- Excerpts from a dataset:
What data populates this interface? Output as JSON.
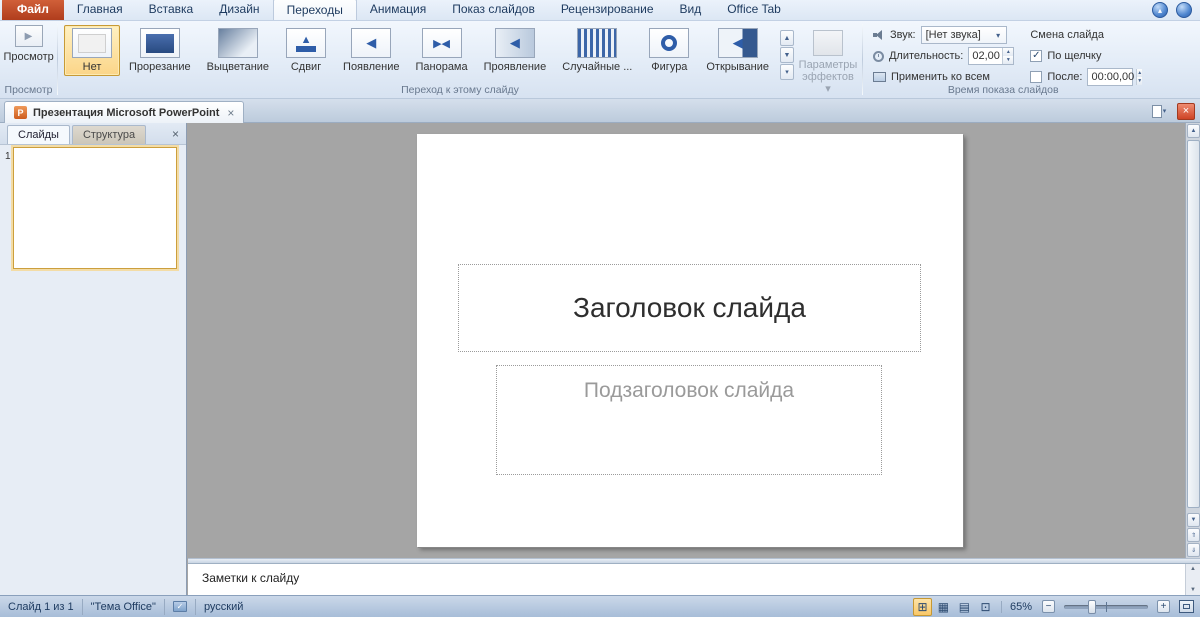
{
  "icons": {
    "close": "×",
    "check": "✓",
    "dropdown": "▾",
    "chevron_up": "▴",
    "up": "▲",
    "down": "▼",
    "left": "◀",
    "right": "▶",
    "double_up": "⇑",
    "double_down": "⇓",
    "minus": "−",
    "plus": "+",
    "view_normal": "⊞",
    "view_sorter": "▦",
    "view_reading": "▤",
    "view_slideshow": "⊡"
  },
  "ribbon": {
    "tabs": [
      {
        "label": "Файл"
      },
      {
        "label": "Главная"
      },
      {
        "label": "Вставка"
      },
      {
        "label": "Дизайн"
      },
      {
        "label": "Переходы"
      },
      {
        "label": "Анимация"
      },
      {
        "label": "Показ слайдов"
      },
      {
        "label": "Рецензирование"
      },
      {
        "label": "Вид"
      },
      {
        "label": "Office Tab"
      }
    ],
    "preview": {
      "label": "Просмотр",
      "group_label": "Просмотр"
    },
    "transitions": [
      {
        "label": "Нет"
      },
      {
        "label": "Прорезание"
      },
      {
        "label": "Выцветание"
      },
      {
        "label": "Сдвиг"
      },
      {
        "label": "Появление"
      },
      {
        "label": "Панорама"
      },
      {
        "label": "Проявление"
      },
      {
        "label": "Случайные ..."
      },
      {
        "label": "Фигура"
      },
      {
        "label": "Открывание"
      }
    ],
    "effect_options_label": "Параметры эффектов",
    "transition_group_label": "Переход к этому слайду",
    "timing": {
      "sound_label": "Звук:",
      "sound_value": "[Нет звука]",
      "duration_label": "Длительность:",
      "duration_value": "02,00",
      "apply_all_label": "Применить ко всем",
      "advance_header": "Смена слайда",
      "on_click_label": "По щелчку",
      "after_label": "После:",
      "after_value": "00:00,00",
      "group_label": "Время показа слайдов"
    }
  },
  "doc_tab": {
    "title": "Презентация Microsoft PowerPoint",
    "icon_letter": "P"
  },
  "left_panel": {
    "slides_tab": "Слайды",
    "outline_tab": "Структура",
    "slide_number": "1"
  },
  "slide": {
    "title_placeholder": "Заголовок слайда",
    "subtitle_placeholder": "Подзаголовок слайда"
  },
  "notes": {
    "text": "Заметки к слайду"
  },
  "status": {
    "slide_info": "Слайд 1 из 1",
    "theme": "\"Тема Office\"",
    "language": "русский",
    "zoom": "65%"
  }
}
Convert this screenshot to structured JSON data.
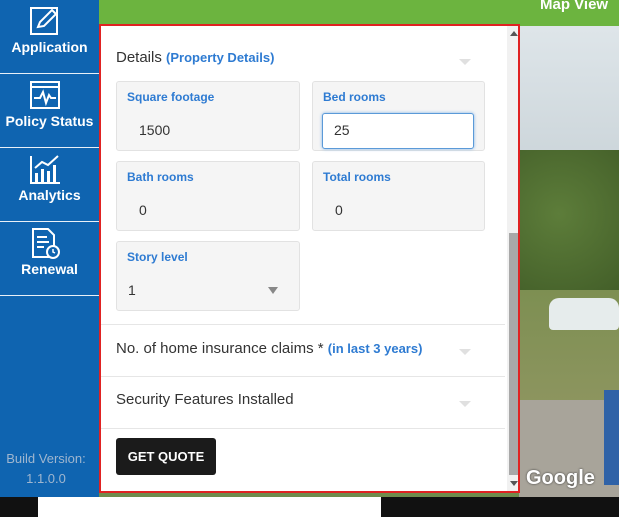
{
  "sidebar": {
    "items": [
      {
        "label": "Application",
        "icon": "edit-icon"
      },
      {
        "label": "Policy Status",
        "icon": "pulse-icon"
      },
      {
        "label": "Analytics",
        "icon": "chart-icon"
      },
      {
        "label": "Renewal",
        "icon": "document-clock-icon"
      }
    ],
    "build_label": "Build Version:",
    "build_version": "1.1.0.0"
  },
  "map": {
    "tab_label": "Map View",
    "attribution": "Google"
  },
  "details": {
    "title": "Details",
    "subtitle": "(Property Details)",
    "fields": {
      "square_footage": {
        "label": "Square footage",
        "value": "1500"
      },
      "bed_rooms": {
        "label": "Bed rooms",
        "value": "25"
      },
      "bath_rooms": {
        "label": "Bath rooms",
        "value": "0"
      },
      "total_rooms": {
        "label": "Total rooms",
        "value": "0"
      },
      "story_level": {
        "label": "Story level",
        "value": "1"
      }
    }
  },
  "claims": {
    "title": "No. of home insurance claims *",
    "subtitle": "(in last 3 years)"
  },
  "security": {
    "title": "Security Features Installed"
  },
  "actions": {
    "get_quote": "GET QUOTE"
  }
}
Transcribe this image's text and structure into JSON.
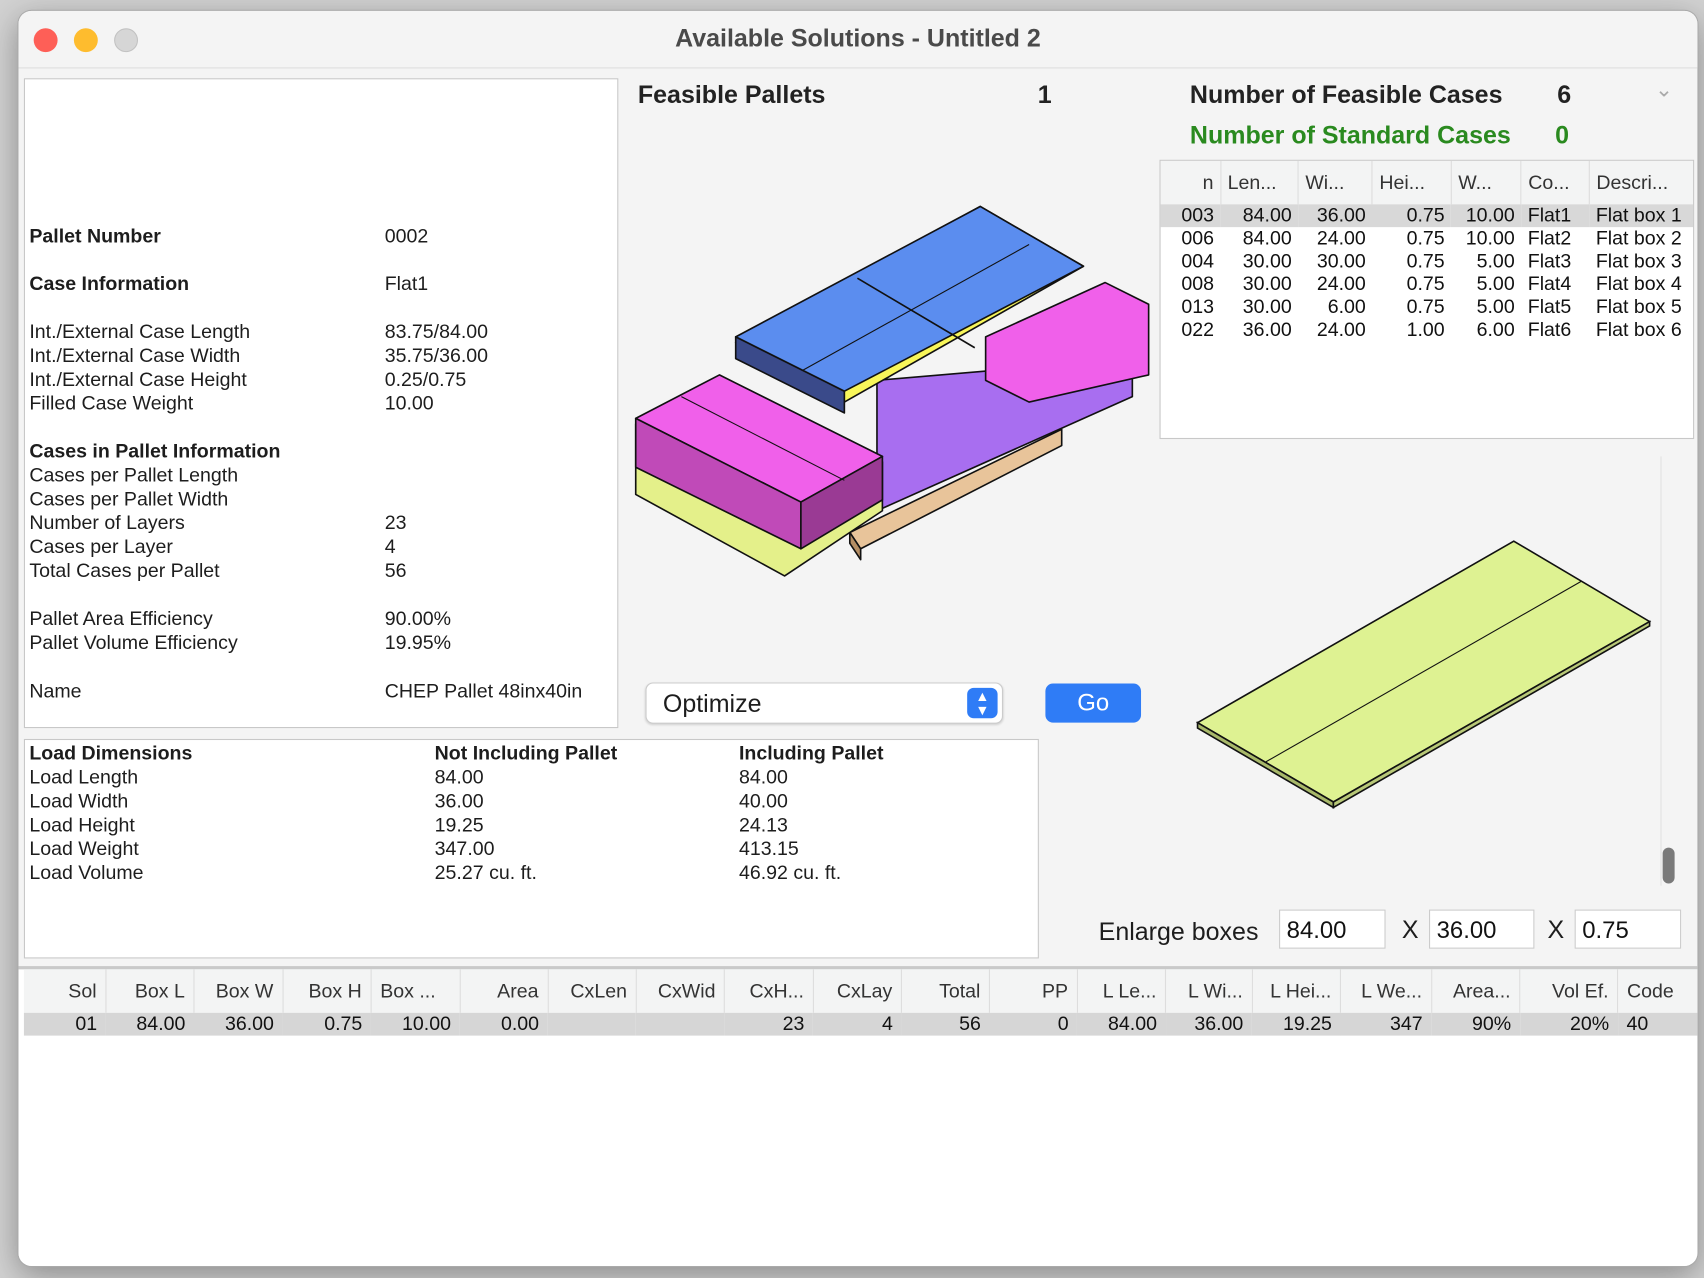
{
  "window": {
    "title": "Available Solutions - Untitled 2"
  },
  "info": {
    "rows": [
      {
        "label": "Pallet Number",
        "value": "0002",
        "bold": true
      },
      {
        "label": "Case Information",
        "value": "Flat1",
        "bold": true
      },
      {
        "label": "Int./External Case Length",
        "value": "83.75/84.00"
      },
      {
        "label": "Int./External Case Width",
        "value": "35.75/36.00"
      },
      {
        "label": "Int./External Case Height",
        "value": "0.25/0.75"
      },
      {
        "label": "Filled Case Weight",
        "value": "10.00"
      },
      {
        "label": "Cases in Pallet Information",
        "value": "",
        "bold": true
      },
      {
        "label": "Cases per Pallet Length",
        "value": ""
      },
      {
        "label": "Cases per Pallet Width",
        "value": ""
      },
      {
        "label": "Number of Layers",
        "value": "23"
      },
      {
        "label": "Cases per Layer",
        "value": "4"
      },
      {
        "label": "Total Cases per Pallet",
        "value": "56"
      },
      {
        "label": "Pallet Area Efficiency",
        "value": "90.00%"
      },
      {
        "label": "Pallet Volume Efficiency",
        "value": "19.95%"
      },
      {
        "label": "Name",
        "value": "CHEP Pallet 48inx40in"
      }
    ]
  },
  "summary": {
    "feasible_pallets_label": "Feasible Pallets",
    "feasible_pallets": "1",
    "feasible_cases_label": "Number of Feasible Cases",
    "feasible_cases": "6",
    "standard_cases_label": "Number of Standard Cases",
    "standard_cases": "0"
  },
  "cases_table": {
    "headers": [
      "n",
      "Len...",
      "Wi...",
      "Hei...",
      "W...",
      "Co...",
      "Descri..."
    ],
    "rows": [
      [
        "003",
        "84.00",
        "36.00",
        "0.75",
        "10.00",
        "Flat1",
        "Flat box 1"
      ],
      [
        "006",
        "84.00",
        "24.00",
        "0.75",
        "10.00",
        "Flat2",
        "Flat box 2"
      ],
      [
        "004",
        "30.00",
        "30.00",
        "0.75",
        "5.00",
        "Flat3",
        "Flat box 3"
      ],
      [
        "008",
        "30.00",
        "24.00",
        "0.75",
        "5.00",
        "Flat4",
        "Flat box 4"
      ],
      [
        "013",
        "30.00",
        "6.00",
        "0.75",
        "5.00",
        "Flat5",
        "Flat box 5"
      ],
      [
        "022",
        "36.00",
        "24.00",
        "1.00",
        "6.00",
        "Flat6",
        "Flat box 6"
      ]
    ]
  },
  "controls": {
    "mode_select": "Optimize",
    "go_label": "Go",
    "enlarge_label": "Enlarge boxes",
    "x_label": "X",
    "enlarge_l": "84.00",
    "enlarge_w": "36.00",
    "enlarge_h": "0.75"
  },
  "load": {
    "headers": [
      "Load Dimensions",
      "Not Including Pallet",
      "Including Pallet"
    ],
    "rows": [
      [
        "Load Length",
        "84.00",
        "84.00"
      ],
      [
        "Load Width",
        "36.00",
        "40.00"
      ],
      [
        "Load Height",
        "19.25",
        "24.13"
      ],
      [
        "Load Weight",
        "347.00",
        "413.15"
      ],
      [
        "Load Volume",
        "25.27 cu. ft.",
        "46.92 cu. ft."
      ]
    ]
  },
  "solutions": {
    "headers": [
      "Sol",
      "Box L",
      "Box W",
      "Box H",
      "Box ...",
      "Area",
      "CxLen",
      "CxWid",
      "CxH...",
      "CxLay",
      "Total",
      "PP",
      "L Le...",
      "L Wi...",
      "L Hei...",
      "L We...",
      "Area...",
      "Vol Ef.",
      "Code"
    ],
    "rows": [
      [
        "01",
        "84.00",
        "36.00",
        "0.75",
        "10.00",
        "0.00",
        "",
        "",
        "23",
        "4",
        "56",
        "0",
        "84.00",
        "36.00",
        "19.25",
        "347",
        "90%",
        "20%",
        "40"
      ]
    ]
  },
  "colors": {
    "blue": "#5b8def",
    "yellow": "#f8f65a",
    "magenta": "#f060ea",
    "purple": "#a86ef0",
    "lime": "#def292",
    "wood": "#e8c49a",
    "go": "#2f7cf6",
    "standard": "#2a8a1f"
  }
}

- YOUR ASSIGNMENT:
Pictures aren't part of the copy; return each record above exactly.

- RESPONSE TO THE EXERCISE:
What data populates this interface? Output as JSON.
{
  "icons": {
    "close": "×",
    "check": "✓",
    "dropdown": "▾",
    "chevron_up": "▴",
    "up": "▲",
    "down": "▼",
    "left": "◀",
    "right": "▶",
    "double_up": "⇑",
    "double_down": "⇓",
    "minus": "−",
    "plus": "+",
    "view_normal": "⊞",
    "view_sorter": "▦",
    "view_reading": "▤",
    "view_slideshow": "⊡"
  },
  "ribbon": {
    "tabs": [
      {
        "label": "Файл"
      },
      {
        "label": "Главная"
      },
      {
        "label": "Вставка"
      },
      {
        "label": "Дизайн"
      },
      {
        "label": "Переходы"
      },
      {
        "label": "Анимация"
      },
      {
        "label": "Показ слайдов"
      },
      {
        "label": "Рецензирование"
      },
      {
        "label": "Вид"
      },
      {
        "label": "Office Tab"
      }
    ],
    "preview": {
      "label": "Просмотр",
      "group_label": "Просмотр"
    },
    "transitions": [
      {
        "label": "Нет"
      },
      {
        "label": "Прорезание"
      },
      {
        "label": "Выцветание"
      },
      {
        "label": "Сдвиг"
      },
      {
        "label": "Появление"
      },
      {
        "label": "Панорама"
      },
      {
        "label": "Проявление"
      },
      {
        "label": "Случайные ..."
      },
      {
        "label": "Фигура"
      },
      {
        "label": "Открывание"
      }
    ],
    "effect_options_label": "Параметры эффектов",
    "transition_group_label": "Переход к этому слайду",
    "timing": {
      "sound_label": "Звук:",
      "sound_value": "[Нет звука]",
      "duration_label": "Длительность:",
      "duration_value": "02,00",
      "apply_all_label": "Применить ко всем",
      "advance_header": "Смена слайда",
      "on_click_label": "По щелчку",
      "after_label": "После:",
      "after_value": "00:00,00",
      "group_label": "Время показа слайдов"
    }
  },
  "doc_tab": {
    "title": "Презентация Microsoft PowerPoint",
    "icon_letter": "P"
  },
  "left_panel": {
    "slides_tab": "Слайды",
    "outline_tab": "Структура",
    "slide_number": "1"
  },
  "slide": {
    "title_placeholder": "Заголовок слайда",
    "subtitle_placeholder": "Подзаголовок слайда"
  },
  "notes": {
    "text": "Заметки к слайду"
  },
  "status": {
    "slide_info": "Слайд 1 из 1",
    "theme": "\"Тема Office\"",
    "language": "русский",
    "zoom": "65%"
  }
}
Convert this screenshot to structured JSON data.
{
  "sidebar": {
    "items": [
      {
        "label": "Application",
        "icon": "edit-icon"
      },
      {
        "label": "Policy Status",
        "icon": "pulse-icon"
      },
      {
        "label": "Analytics",
        "icon": "chart-icon"
      },
      {
        "label": "Renewal",
        "icon": "document-clock-icon"
      }
    ],
    "build_label": "Build Version:",
    "build_version": "1.1.0.0"
  },
  "map": {
    "tab_label": "Map View",
    "attribution": "Google"
  },
  "details": {
    "title": "Details",
    "subtitle": "(Property Details)",
    "fields": {
      "square_footage": {
        "label": "Square footage",
        "value": "1500"
      },
      "bed_rooms": {
        "label": "Bed rooms",
        "value": "25"
      },
      "bath_rooms": {
        "label": "Bath rooms",
        "value": "0"
      },
      "total_rooms": {
        "label": "Total rooms",
        "value": "0"
      },
      "story_level": {
        "label": "Story level",
        "value": "1"
      }
    }
  },
  "claims": {
    "title": "No. of home insurance claims *",
    "subtitle": "(in last 3 years)"
  },
  "security": {
    "title": "Security Features Installed"
  },
  "actions": {
    "get_quote": "GET QUOTE"
  }
}
Transcribe this image's text and structure into JSON.
{
  "window": {
    "title": "Available Solutions - Untitled 2"
  },
  "info": {
    "rows": [
      {
        "label": "Pallet Number",
        "value": "0002",
        "bold": true
      },
      {
        "label": "Case Information",
        "value": "Flat1",
        "bold": true
      },
      {
        "label": "Int./External Case Length",
        "value": "83.75/84.00"
      },
      {
        "label": "Int./External Case Width",
        "value": "35.75/36.00"
      },
      {
        "label": "Int./External Case Height",
        "value": "0.25/0.75"
      },
      {
        "label": "Filled Case Weight",
        "value": "10.00"
      },
      {
        "label": "Cases in Pallet Information",
        "value": "",
        "bold": true
      },
      {
        "label": "Cases per Pallet Length",
        "value": ""
      },
      {
        "label": "Cases per Pallet Width",
        "value": ""
      },
      {
        "label": "Number of Layers",
        "value": "23"
      },
      {
        "label": "Cases per Layer",
        "value": "4"
      },
      {
        "label": "Total Cases per Pallet",
        "value": "56"
      },
      {
        "label": "Pallet Area Efficiency",
        "value": "90.00%"
      },
      {
        "label": "Pallet Volume Efficiency",
        "value": "19.95%"
      },
      {
        "label": "Name",
        "value": "CHEP Pallet 48inx40in"
      }
    ]
  },
  "summary": {
    "feasible_pallets_label": "Feasible Pallets",
    "feasible_pallets": "1",
    "feasible_cases_label": "Number of Feasible Cases",
    "feasible_cases": "6",
    "standard_cases_label": "Number of Standard Cases",
    "standard_cases": "0"
  },
  "cases_table": {
    "headers": [
      "n",
      "Len...",
      "Wi...",
      "Hei...",
      "W...",
      "Co...",
      "Descri..."
    ],
    "rows": [
      [
        "003",
        "84.00",
        "36.00",
        "0.75",
        "10.00",
        "Flat1",
        "Flat box 1"
      ],
      [
        "006",
        "84.00",
        "24.00",
        "0.75",
        "10.00",
        "Flat2",
        "Flat box 2"
      ],
      [
        "004",
        "30.00",
        "30.00",
        "0.75",
        "5.00",
        "Flat3",
        "Flat box 3"
      ],
      [
        "008",
        "30.00",
        "24.00",
        "0.75",
        "5.00",
        "Flat4",
        "Flat box 4"
      ],
      [
        "013",
        "30.00",
        "6.00",
        "0.75",
        "5.00",
        "Flat5",
        "Flat box 5"
      ],
      [
        "022",
        "36.00",
        "24.00",
        "1.00",
        "6.00",
        "Flat6",
        "Flat box 6"
      ]
    ]
  },
  "controls": {
    "mode_select": "Optimize",
    "go_label": "Go",
    "enlarge_label": "Enlarge boxes",
    "x_label": "X",
    "enlarge_l": "84.00",
    "enlarge_w": "36.00",
    "enlarge_h": "0.75"
  },
  "load": {
    "headers": [
      "Load Dimensions",
      "Not Including Pallet",
      "Including Pallet"
    ],
    "rows": [
      [
        "Load Length",
        "84.00",
        "84.00"
      ],
      [
        "Load Width",
        "36.00",
        "40.00"
      ],
      [
        "Load Height",
        "19.25",
        "24.13"
      ],
      [
        "Load Weight",
        "347.00",
        "413.15"
      ],
      [
        "Load Volume",
        "25.27 cu. ft.",
        "46.92 cu. ft."
      ]
    ]
  },
  "solutions": {
    "headers": [
      "Sol",
      "Box L",
      "Box W",
      "Box H",
      "Box ...",
      "Area",
      "CxLen",
      "CxWid",
      "CxH...",
      "CxLay",
      "Total",
      "PP",
      "L Le...",
      "L Wi...",
      "L Hei...",
      "L We...",
      "Area...",
      "Vol Ef.",
      "Code"
    ],
    "rows": [
      [
        "01",
        "84.00",
        "36.00",
        "0.75",
        "10.00",
        "0.00",
        "",
        "",
        "23",
        "4",
        "56",
        "0",
        "84.00",
        "36.00",
        "19.25",
        "347",
        "90%",
        "20%",
        "40"
      ]
    ]
  },
  "colors": {
    "blue": "#5b8def",
    "yellow": "#f8f65a",
    "magenta": "#f060ea",
    "purple": "#a86ef0",
    "lime": "#def292",
    "wood": "#e8c49a",
    "go": "#2f7cf6",
    "standard": "#2a8a1f"
  }
}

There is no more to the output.